Business Communication: What Is the Outcome of a Successfully Received Message?

Approximately 90% of communication is nonverbal. People retain information through visual cues: body language, tone, cultural and social information, and more. 

When it comes to business communication, your job is high-stakes. Often, you’re trying to communicate new information in a persuasive manner. Maybe you’re trying to educate a new client in your industry, or you’re persuading them to spend money. 

In other words, effective business communication impacts employee production, company reputation, revenue, efficiency, staff communication, and so much more. When your communication is effective, you’ll experience successful outcomes with both staff and customers. 

That’s why we’ve assembled a guide to successful business communication. Let’s get started!

What Do You Want?

Say that you want to promote a new product. If you tell your staff that you want them to promote something, that’s an example of communication. 

But you don’t actually want your staff to promote that product. What you want is a communication plan, a revenue- or lead-generating goal, and a time-bound estimate of what steps will happen next. 

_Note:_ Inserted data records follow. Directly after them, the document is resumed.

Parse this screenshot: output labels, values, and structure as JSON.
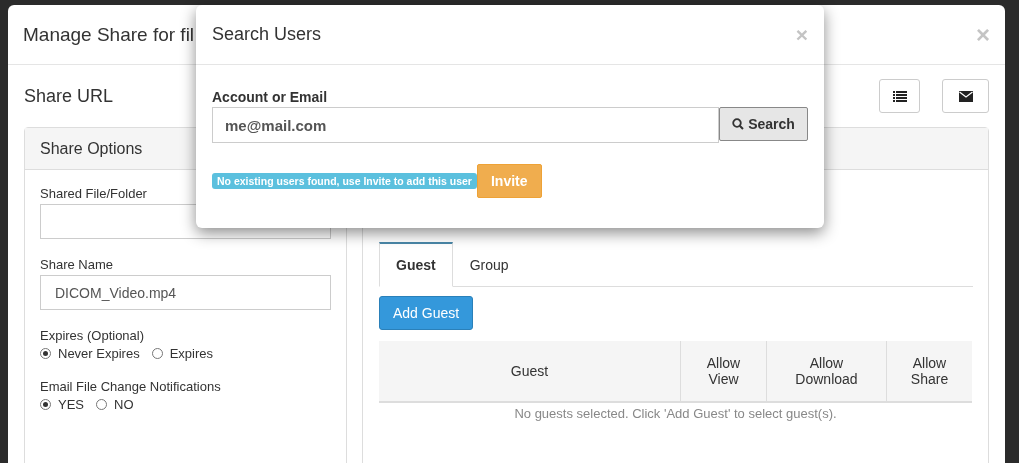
{
  "window": {
    "title": "Manage Share for fil",
    "close": "×"
  },
  "share_url": {
    "label": "Share URL"
  },
  "share_options": {
    "title": "Share Options",
    "fields": [
      {
        "label": "Shared File/Folder"
      },
      {
        "label": "Share Name",
        "value": "DICOM_Video.mp4"
      }
    ],
    "radio_groups": [
      {
        "label": "Expires (Optional)",
        "options": [
          {
            "label": "Never Expires",
            "selected": true
          },
          {
            "label": "Expires",
            "selected": false
          }
        ]
      },
      {
        "label": "Email File Change Notifications",
        "options": [
          {
            "label": "YES",
            "selected": true
          },
          {
            "label": "NO",
            "selected": false
          }
        ]
      }
    ]
  },
  "guests": {
    "tabs": [
      {
        "label": "Guest",
        "selected": true
      },
      {
        "label": "Group",
        "selected": false
      }
    ],
    "add_button": "Add Guest",
    "columns": [
      "Guest",
      "Allow View",
      "Allow Download",
      "Allow Share"
    ],
    "empty_message": "No guests selected. Click 'Add Guest' to select guest(s)."
  },
  "search_dialog": {
    "title": "Search Users",
    "close": "×",
    "field_label": "Account or Email",
    "value": "me@mail.com",
    "search_button": "Search",
    "notice": "No existing users found, use Invite to add this user",
    "invite_button": "Invite"
  }
}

In other words, your request was not effectively communicated. Of course, if you’re working with long-term connections that understand you and the industry, you may not need to break it down into individual steps. 

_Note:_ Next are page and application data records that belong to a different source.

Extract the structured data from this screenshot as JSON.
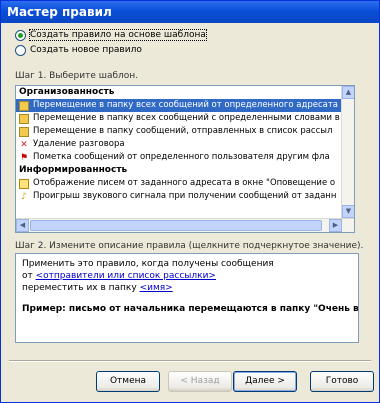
{
  "window": {
    "title": "Мастер правил"
  },
  "options": [
    {
      "label": "Создать правило на основе шаблона",
      "checked": true
    },
    {
      "label": "Создать новое правило",
      "checked": false
    }
  ],
  "step1": {
    "label": "Шаг 1. Выберите шаблон.",
    "groups": [
      {
        "header": "Организованность",
        "items": [
          {
            "icon": "move-folder-icon",
            "text": "Перемещение в папку всех сообщений от определенного адресата",
            "selected": true
          },
          {
            "icon": "move-folder-icon",
            "text": "Перемещение в папку всех сообщений с определенными словами в",
            "selected": false
          },
          {
            "icon": "move-folder-icon",
            "text": "Перемещение в папку сообщений, отправленных в список рассыл",
            "selected": false
          },
          {
            "icon": "delete-icon",
            "text": "Удаление разговора",
            "selected": false
          },
          {
            "icon": "flag-icon",
            "text": "Пометка сообщений от определенного пользователя другим фла",
            "selected": false
          }
        ]
      },
      {
        "header": "Информированность",
        "items": [
          {
            "icon": "alert-icon",
            "text": "Отображение писем от заданного адресата в окне \"Оповещение о",
            "selected": false
          },
          {
            "icon": "sound-icon",
            "text": "Проигрыш звукового сигнала при получении сообщений от заданн",
            "selected": false
          }
        ]
      }
    ]
  },
  "step2": {
    "label": "Шаг 2. Измените описание правила (щелкните подчеркнутое значение).",
    "line1": "Применить это правило, когда получены сообщения",
    "line2_prefix": "от ",
    "line2_link": "<отправители или список рассылки>",
    "line3_prefix": "переместить их в папку ",
    "line3_link": "<имя>",
    "example": "Пример: письмо от начальника перемещаются в папку \"Очень важ"
  },
  "buttons": {
    "cancel": "Отмена",
    "back": "< Назад",
    "next": "Далее >",
    "finish": "Готово"
  }
}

But if you want business success, it’s crucial to be clear on what you’re asking for. Sometimes, leaders make requests based on their instincts, or because it’s “what we’ve always done.” 

This can lead to low employee production, tangled staff communication, and ineffective outcomes. It’s important to leverage effective communication as a method of assessing your goals. 

Is this particular goal driving the business forward in a real way? If not, why are you and your staff doing it in the first place?

Many leaders recommend putting the outcome first. In other words, when you’re drafting an instructional email, the end goal should feature in the first sentence. 

That way, recipients of your communications process the rest of the information with the goal in mind. Think of it like running a marathon. Information on the race route, times, and location are all processed with the end goal in mind: running a marathon. 

Clarification Is King 

Everyone approaches clear communication differently. Communication is informed by upbringing, cultural associations, social experiences, language nuances, sarcasm, humor, education, geographic location, and so much more. 

What’s ‘obvious’ to you is not obvious to someone else. It may be obvious if someone shared your exact personal, professional, and educational experiences, but that is impossible.

That’s why it’s important to embrace two hallmarks of effective communication: listening and mirroring. Hear what people are actually saying: when they present, when you take notes when you engage in a two-way conversation. 

Then, clarify by mirroring what they just said. If someone says “we need an email campaign for the month of this product launch”, reply with “so, you’re thinking that we should do a five-email over the course of a month that mirrors the five main product benefits?”

This gives the other person time to process what the impression is. Then, they can alter that impression until both people are on the same page. This leads to true business success.

Nailing Effective Business Communication

Clear business communication is a hallmark of success. As a strong leader, maximizing the effectiveness of your communication will boost revenue, staff connections, and business reputation. 

If you’re ready to scale new heights of success, contact us today—we can help!